If James Marsters had his way, his beloved bloodsucking character in Buffy the Vampire Slayer would have been at stake from the start.
The actor, who played Spike, the wily punk rock vampire on the show from 1997 to 2003, recently thought it was realistic why he would have killed him and why the show’s writers “never really knew what they were doing with it should start”. him.
“I mean, the whole thing is, how do we bring this guy up without him ruining the subject? If I had produced this show, I would have killed Spike in the blink of an eye,” he said radio times in an interview celebrating the 20th anniversary of the hit series finale.
Marsters, who played Spike alongside Sarah Michelle Gellar, then added that he would have given him the sack after fans began to love the murderous, soulless villain a little too much.
“As soon as the audience was like, ‘Oh, we want him. Oh, take him with Buffy. Oh we love this character.’ Like, uh-uh. He’s ruining the whole thing.
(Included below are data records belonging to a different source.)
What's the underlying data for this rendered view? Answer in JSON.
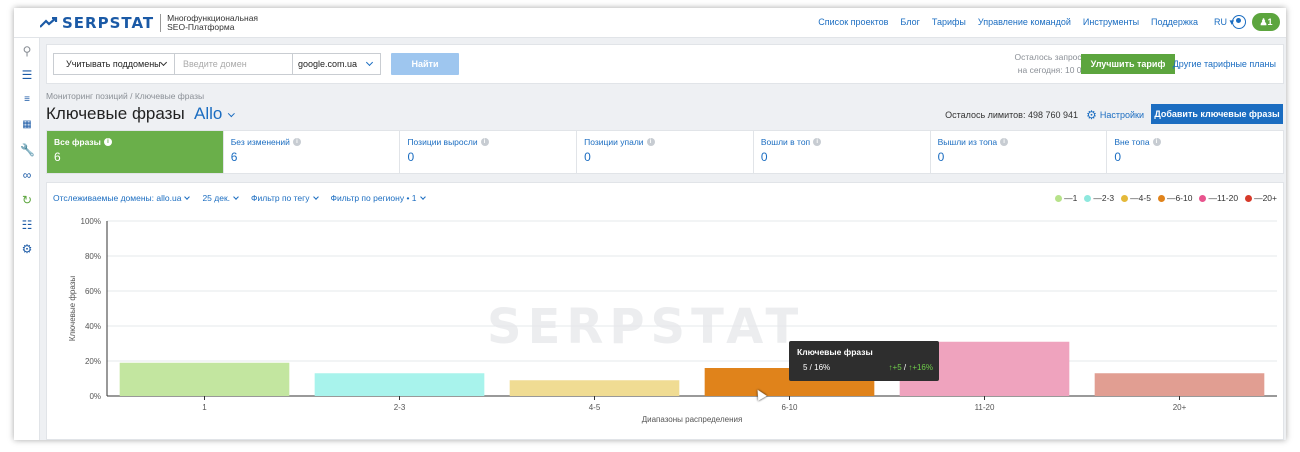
{
  "header": {
    "logo": "SERPSTAT",
    "tagline_1": "Многофункциональная",
    "tagline_2": "SEO-Платформа",
    "nav": [
      "Список проектов",
      "Блог",
      "Тарифы",
      "Управление командой",
      "Инструменты",
      "Поддержка"
    ],
    "lang": "RU ▾",
    "team_badge": "1"
  },
  "sidebar": {
    "icons": [
      "search-icon",
      "menu-icon",
      "list-icon",
      "keywords-icon",
      "wrench-icon",
      "link-icon",
      "rank-tracker-icon",
      "sitemap-icon",
      "gear-icon"
    ]
  },
  "search": {
    "subdomains_select": "Учитывать поддомены",
    "domain_placeholder": "Введите домен",
    "engine": "google.com.ua",
    "find_button": "Найти",
    "quota_line1": "Осталось запросов",
    "quota_line2": "на сегодня: 10 000",
    "upgrade_button": "Улучшить тариф",
    "other_plans": "Другие тарифные планы"
  },
  "page": {
    "breadcrumb": "Мониторинг позиций / Ключевые фразы",
    "title": "Ключевые фразы",
    "project": "Allo",
    "limits": "Осталось лимитов: 498 760 941",
    "settings": "Настройки",
    "add_keywords": "Добавить ключевые фразы"
  },
  "cards": [
    {
      "label": "Все фразы",
      "value": "6",
      "active": true
    },
    {
      "label": "Без изменений",
      "value": "6",
      "active": false
    },
    {
      "label": "Позиции выросли",
      "value": "0",
      "active": false
    },
    {
      "label": "Позиции упали",
      "value": "0",
      "active": false
    },
    {
      "label": "Вошли в топ",
      "value": "0",
      "active": false
    },
    {
      "label": "Вышли из топа",
      "value": "0",
      "active": false
    },
    {
      "label": "Вне топа",
      "value": "0",
      "active": false
    }
  ],
  "filters": [
    "Отслеживаемые домены: allo.ua",
    "25 дек.",
    "Фильтр по тегу",
    "Фильтр по региону • 1"
  ],
  "tooltip": {
    "title": "Ключевые фразы",
    "count": "5 / 16%",
    "changes_a": "↑+5",
    "changes_sep": " / ",
    "changes_b": "↑+16%"
  },
  "chart_data": {
    "type": "bar",
    "watermark": "SERPSTAT",
    "xlabel": "Диапазоны распределения",
    "ylabel": "Ключевые фразы",
    "ylim": [
      0,
      100
    ],
    "yticks": [
      "0%",
      "20%",
      "40%",
      "60%",
      "80%",
      "100%"
    ],
    "grid": true,
    "legend_position": "top-right",
    "categories": [
      "1",
      "2-3",
      "4-5",
      "6-10",
      "11-20",
      "20+"
    ],
    "legend_labels": [
      "—1",
      "—2-3",
      "—4-5",
      "—6-10",
      "—11-20",
      "—20+"
    ],
    "values": [
      19,
      13,
      9,
      16,
      31,
      13
    ],
    "colors": [
      "#c3e6a0",
      "#a8f3ec",
      "#f0dc93",
      "#e0831b",
      "#efa3be",
      "#e19e92"
    ],
    "legend_colors": [
      "#b7e28a",
      "#8ee8de",
      "#e4b93a",
      "#e0831b",
      "#e8548e",
      "#d63a2a"
    ],
    "highlighted_category": "6-10"
  }
}
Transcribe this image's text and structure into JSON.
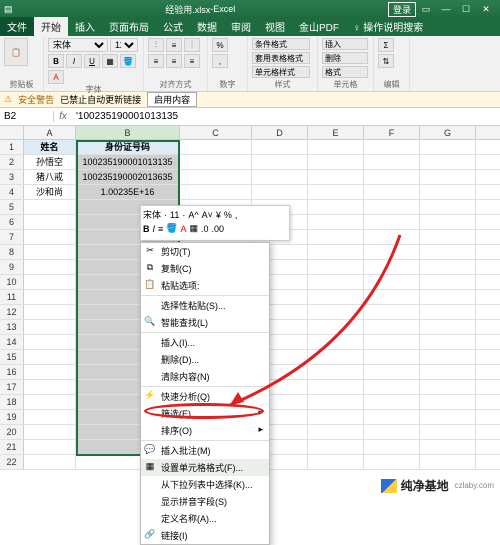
{
  "title": {
    "filename": "经验用.xlsx",
    "app": "Excel",
    "login": "登录"
  },
  "tabs": {
    "file": "文件",
    "items": [
      "开始",
      "插入",
      "页面布局",
      "公式",
      "数据",
      "审阅",
      "视图",
      "金山PDF",
      "操作说明搜索"
    ],
    "active": 0
  },
  "ribbon": {
    "clipboard": {
      "label": "剪贴板",
      "paste": "粘贴"
    },
    "font": {
      "label": "字体",
      "bold": "B",
      "italic": "I",
      "underline": "U"
    },
    "align": {
      "label": "对齐方式"
    },
    "number": {
      "label": "数字"
    },
    "styles": {
      "label": "样式",
      "condfmt": "条件格式",
      "tablefmt": "套用表格格式",
      "cellstyle": "单元格样式"
    },
    "cells": {
      "label": "单元格",
      "insert": "插入",
      "delete": "删除",
      "format": "格式"
    },
    "editing": {
      "label": "编辑"
    }
  },
  "warn": {
    "tag": "安全警告",
    "msg": "已禁止自动更新链接",
    "btn": "启用内容"
  },
  "fxbar": {
    "name": "B2",
    "formula": "'100235190001013135"
  },
  "cols": [
    "A",
    "B",
    "C",
    "D",
    "E",
    "F",
    "G"
  ],
  "data": {
    "A1": "姓名",
    "B1": "身份证号码",
    "A2": "孙悟空",
    "B2": "100235190001013135",
    "A3": "猪八戒",
    "B3": "100235190002013635",
    "A4": "沙和尚",
    "B4": "1.00235E+16"
  },
  "minitb": {
    "font": "宋体",
    "size": "11"
  },
  "context": {
    "items": [
      {
        "t": "剪切(T)",
        "i": "✂"
      },
      {
        "t": "复制(C)",
        "i": "⧉"
      },
      {
        "t": "粘贴选项:",
        "i": "📋"
      },
      {
        "sep": true
      },
      {
        "t": "选择性粘贴(S)..."
      },
      {
        "t": "智能查找(L)",
        "i": "🔍"
      },
      {
        "sep": true
      },
      {
        "t": "插入(I)..."
      },
      {
        "t": "删除(D)..."
      },
      {
        "t": "清除内容(N)"
      },
      {
        "sep": true
      },
      {
        "t": "快速分析(Q)",
        "i": "⚡"
      },
      {
        "t": "筛选(E)",
        "sub": true
      },
      {
        "t": "排序(O)",
        "sub": true
      },
      {
        "sep": true
      },
      {
        "t": "插入批注(M)",
        "i": "💬"
      },
      {
        "t": "设置单元格格式(F)...",
        "hl": true,
        "i": "▦"
      },
      {
        "t": "从下拉列表中选择(K)..."
      },
      {
        "t": "显示拼音字段(S)"
      },
      {
        "t": "定义名称(A)..."
      },
      {
        "t": "链接(I)",
        "i": "🔗"
      }
    ]
  },
  "watermark": {
    "name": "纯净基地",
    "url": "czlaby.com"
  }
}
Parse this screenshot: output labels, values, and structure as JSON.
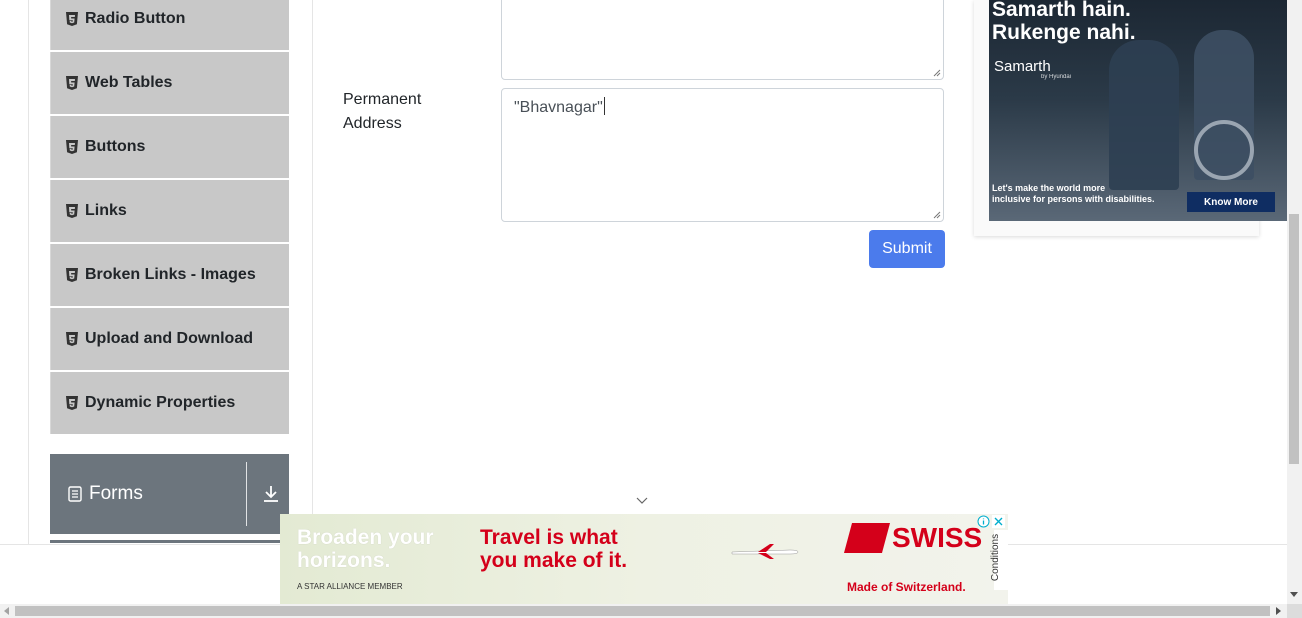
{
  "sidebar": {
    "items": [
      {
        "label": "Radio Button",
        "icon": "html5-icon"
      },
      {
        "label": "Web Tables",
        "icon": "html5-icon"
      },
      {
        "label": "Buttons",
        "icon": "html5-icon"
      },
      {
        "label": "Links",
        "icon": "html5-icon"
      },
      {
        "label": "Broken Links - Images",
        "icon": "html5-icon"
      },
      {
        "label": "Upload and Download",
        "icon": "html5-icon"
      },
      {
        "label": "Dynamic Properties",
        "icon": "html5-icon"
      }
    ],
    "group": {
      "label": "Forms",
      "icon": "form-icon",
      "toggle_icon": "download-arrow-icon"
    }
  },
  "form": {
    "permanent_address_label": "Permanent Address",
    "permanent_address_value": "\"Bhavnagar\"",
    "submit_label": "Submit"
  },
  "ad_right": {
    "headline_line1": "Samarth hain.",
    "headline_line2": "Rukenge nahi.",
    "brand": "Samarth",
    "brand_sub": "by Hyundai",
    "tagline_line1": "Let's make the world more",
    "tagline_line2": "inclusive for persons with disabilities.",
    "cta": "Know More"
  },
  "ad_bottom": {
    "headline_white_1": "Broaden your",
    "headline_white_2": "horizons.",
    "headline_red_1": "Travel is what",
    "headline_red_2": "you make of it.",
    "alliance": "A STAR ALLIANCE MEMBER",
    "brand": "SWISS",
    "made": "Made of Switzerland.",
    "conditions": "Conditions"
  },
  "colors": {
    "sidebar_item_bg": "#c8c8c8",
    "forms_group_bg": "#6c757d",
    "submit_bg": "#4b7bec",
    "swiss_red": "#d4001a"
  }
}
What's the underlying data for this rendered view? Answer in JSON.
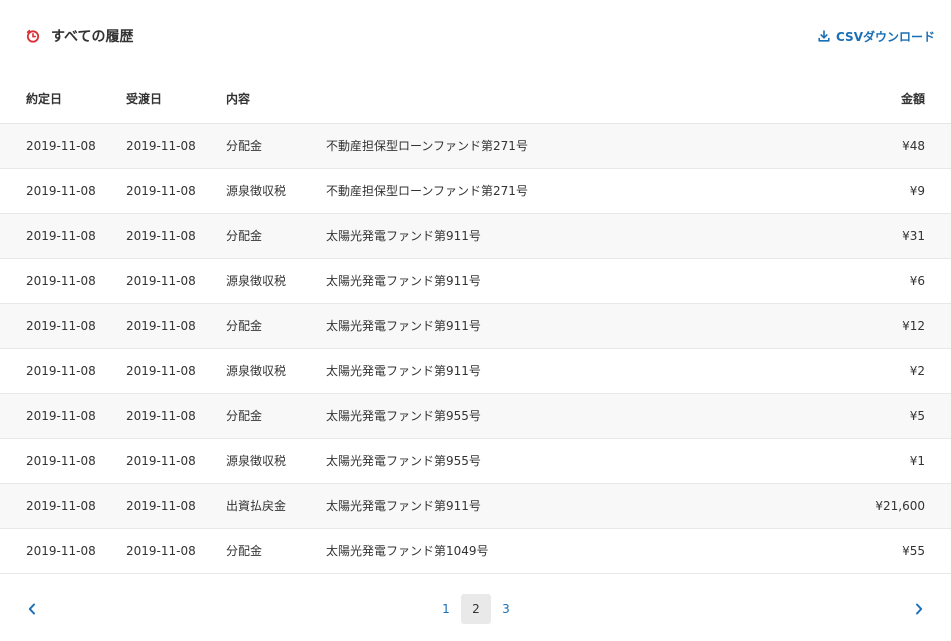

I probably would have killed myself after three episodes,” the 60-year-old star admitted.
Marsters made his debut in the horror drama series as a bleach blonde fan favorite second season with co-stars Gellar, Alyson Hannigan and Anthony Head.
Though he started out as a feared villain, Spike eventually developed the ultimate character arc, becoming Buffy’s reluctant ally and eventually a self-sacrificing hero. During the series finale, Spike gave up his life to destroy the Sunnydale Hellmouth.
He later reprized his role in the Buffy spin-off Angel.
On the other hand, Marsters admitted that he was “very lucky” that the writers didn’t go the way he wanted. “I’m a bit of a bastard when I produce! I am heartless! To be honest, I’m very happy that they had more imagination and courage than I would have shown.”
Elsewhere in the interview, he revealed that he felt that “they never really knew what to do with his character” who became a star in the show’s fourth season, or how to properly fit him into the complex storyline could embed, which was originally intended to keep a “horrible” tone.
“The original idea for Buffy was that vampires were just metaphors for the challenges of high school or life,” Marsters explained the series’ underlying theme. “They were designed to be overcome; They were destined to die. Buffy isn’t some Anne Rice thing to feel sorry for the vampires about. That’s why we’re terribly ugly when we bite someone. They didn’t want this to be a sensual thing. It should be awful.”
He remembered: “[The writers] always came up to me at the beginning of each season and said, “We don’t know what to do with you!” We have a plan for the season, we have a plan for all the other characters, we have all the storylines of all the other characters, we just don’t know what to do with you again.’”
Marsters said that despite all of Spike’s character changes, fortunately the writers managed to “figure something out,” adding that he ended up “ending up like a kind of guinea pig hero.”